Page and application data records
----------

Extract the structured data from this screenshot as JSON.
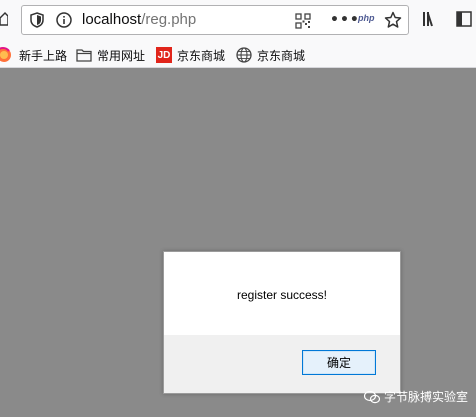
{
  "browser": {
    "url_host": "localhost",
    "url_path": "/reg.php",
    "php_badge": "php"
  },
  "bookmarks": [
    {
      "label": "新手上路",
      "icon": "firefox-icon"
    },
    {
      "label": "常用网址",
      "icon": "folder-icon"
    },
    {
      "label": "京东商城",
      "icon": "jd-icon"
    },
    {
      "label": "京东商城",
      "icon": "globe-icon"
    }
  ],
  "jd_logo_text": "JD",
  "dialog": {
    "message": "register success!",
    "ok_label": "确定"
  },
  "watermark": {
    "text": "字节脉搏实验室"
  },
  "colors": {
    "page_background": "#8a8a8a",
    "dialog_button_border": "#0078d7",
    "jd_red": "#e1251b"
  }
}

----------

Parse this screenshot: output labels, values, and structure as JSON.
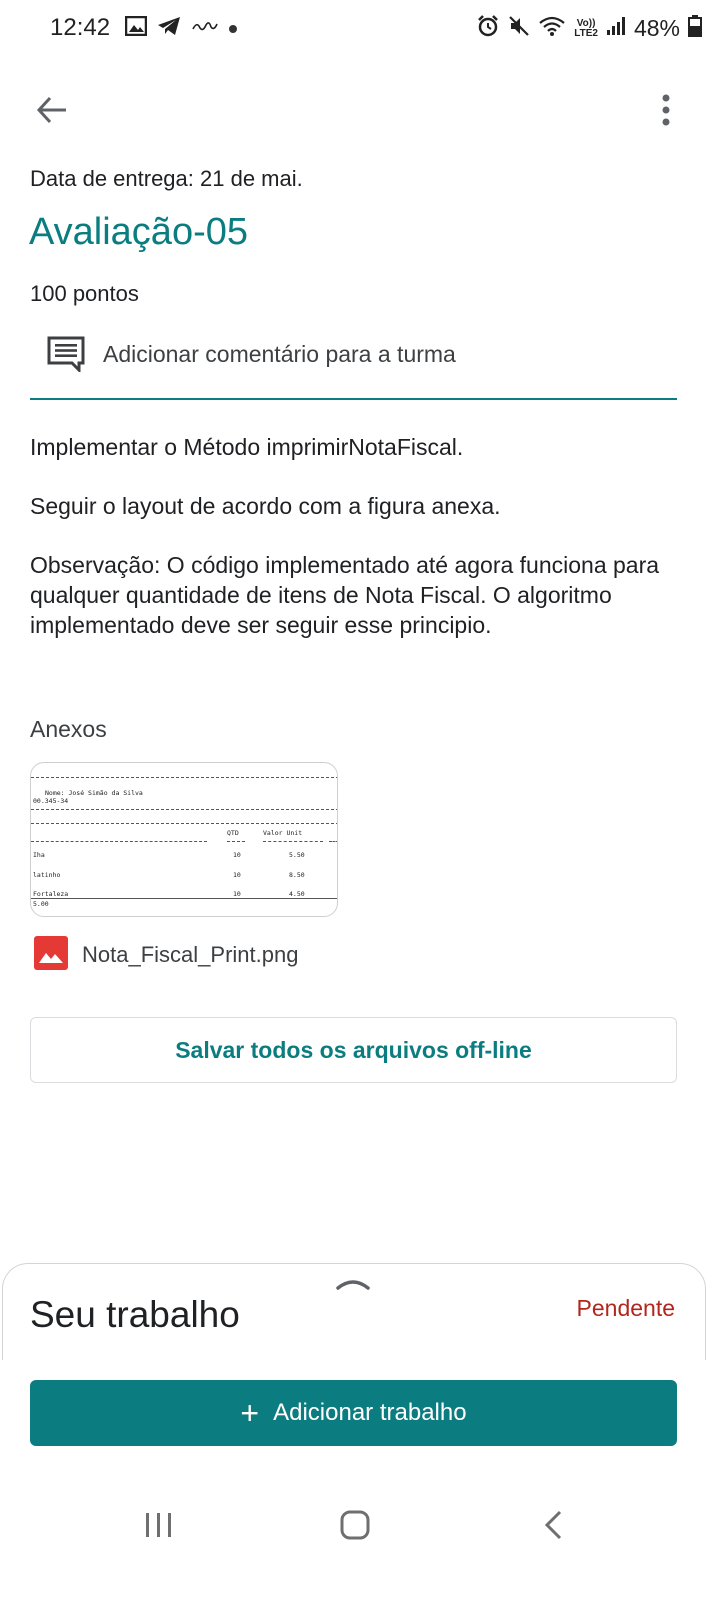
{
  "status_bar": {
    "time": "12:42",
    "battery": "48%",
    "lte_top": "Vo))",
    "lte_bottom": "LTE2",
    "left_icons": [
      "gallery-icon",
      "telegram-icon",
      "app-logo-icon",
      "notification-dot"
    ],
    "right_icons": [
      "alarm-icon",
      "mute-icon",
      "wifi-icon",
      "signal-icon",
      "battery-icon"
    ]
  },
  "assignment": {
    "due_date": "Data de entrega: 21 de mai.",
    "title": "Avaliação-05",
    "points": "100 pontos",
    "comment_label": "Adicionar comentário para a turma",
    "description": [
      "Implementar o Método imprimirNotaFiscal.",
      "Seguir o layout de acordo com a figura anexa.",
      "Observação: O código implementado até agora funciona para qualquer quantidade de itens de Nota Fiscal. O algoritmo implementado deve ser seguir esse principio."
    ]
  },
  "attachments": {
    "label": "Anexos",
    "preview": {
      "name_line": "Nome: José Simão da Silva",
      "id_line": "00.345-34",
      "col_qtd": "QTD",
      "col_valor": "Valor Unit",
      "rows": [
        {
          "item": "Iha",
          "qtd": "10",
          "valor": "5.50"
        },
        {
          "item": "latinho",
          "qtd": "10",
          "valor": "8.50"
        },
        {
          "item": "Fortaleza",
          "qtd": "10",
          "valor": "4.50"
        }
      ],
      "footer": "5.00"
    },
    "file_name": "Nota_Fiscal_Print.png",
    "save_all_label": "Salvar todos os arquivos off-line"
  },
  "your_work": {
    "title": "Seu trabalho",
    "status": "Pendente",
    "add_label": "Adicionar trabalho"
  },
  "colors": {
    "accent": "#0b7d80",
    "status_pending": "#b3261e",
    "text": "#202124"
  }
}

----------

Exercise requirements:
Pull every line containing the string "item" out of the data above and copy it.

Task answer:
          "item": "Iha",
          "item": "latinho",
          "item": "Fortaleza",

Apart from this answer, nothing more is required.